━━━ Excerpted records ━━━

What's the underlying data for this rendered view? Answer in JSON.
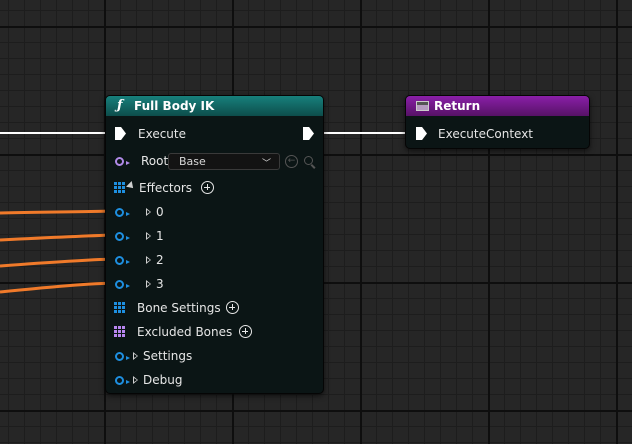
{
  "full_body_ik": {
    "title": "Full Body IK",
    "execute_label": "Execute",
    "root_label": "Root",
    "root_value": "Base",
    "effectors_label": "Effectors",
    "effectors": [
      "0",
      "1",
      "2",
      "3"
    ],
    "bone_settings_label": "Bone Settings",
    "excluded_bones_label": "Excluded Bones",
    "settings_label": "Settings",
    "debug_label": "Debug"
  },
  "return_node": {
    "title": "Return",
    "execute_context_label": "ExecuteContext"
  },
  "colors": {
    "ik_header": "#17807c",
    "return_header": "#8a1fa8",
    "struct_pin": "#1e8fe0",
    "rig_element_pin": "#b18ae8",
    "wire_orange": "#f07a2a",
    "exec_wire": "#ffffff"
  },
  "icons": [
    "function-icon",
    "return-icon",
    "exec-pin-icon",
    "struct-pin-icon",
    "array-pin-icon",
    "add-icon",
    "expand-arrow-icon",
    "collapse-arrow-icon",
    "dropdown-chevron-icon",
    "use-selected-icon",
    "browse-icon"
  ]
}
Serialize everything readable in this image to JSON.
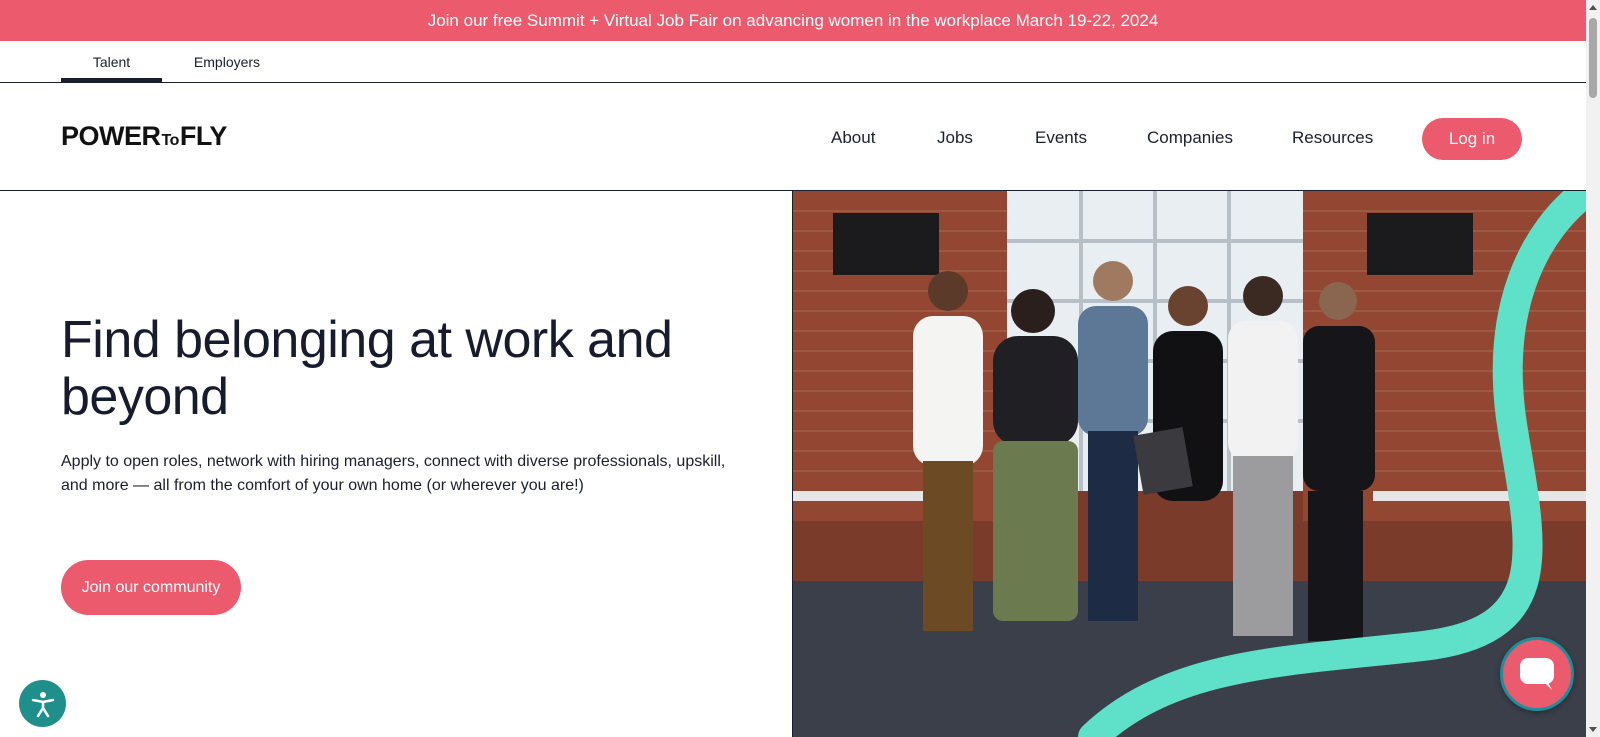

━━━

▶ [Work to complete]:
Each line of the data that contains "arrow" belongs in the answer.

▶ [Response for this exercise]:
    "expand-arrow-icon",
    "collapse-arrow-icon",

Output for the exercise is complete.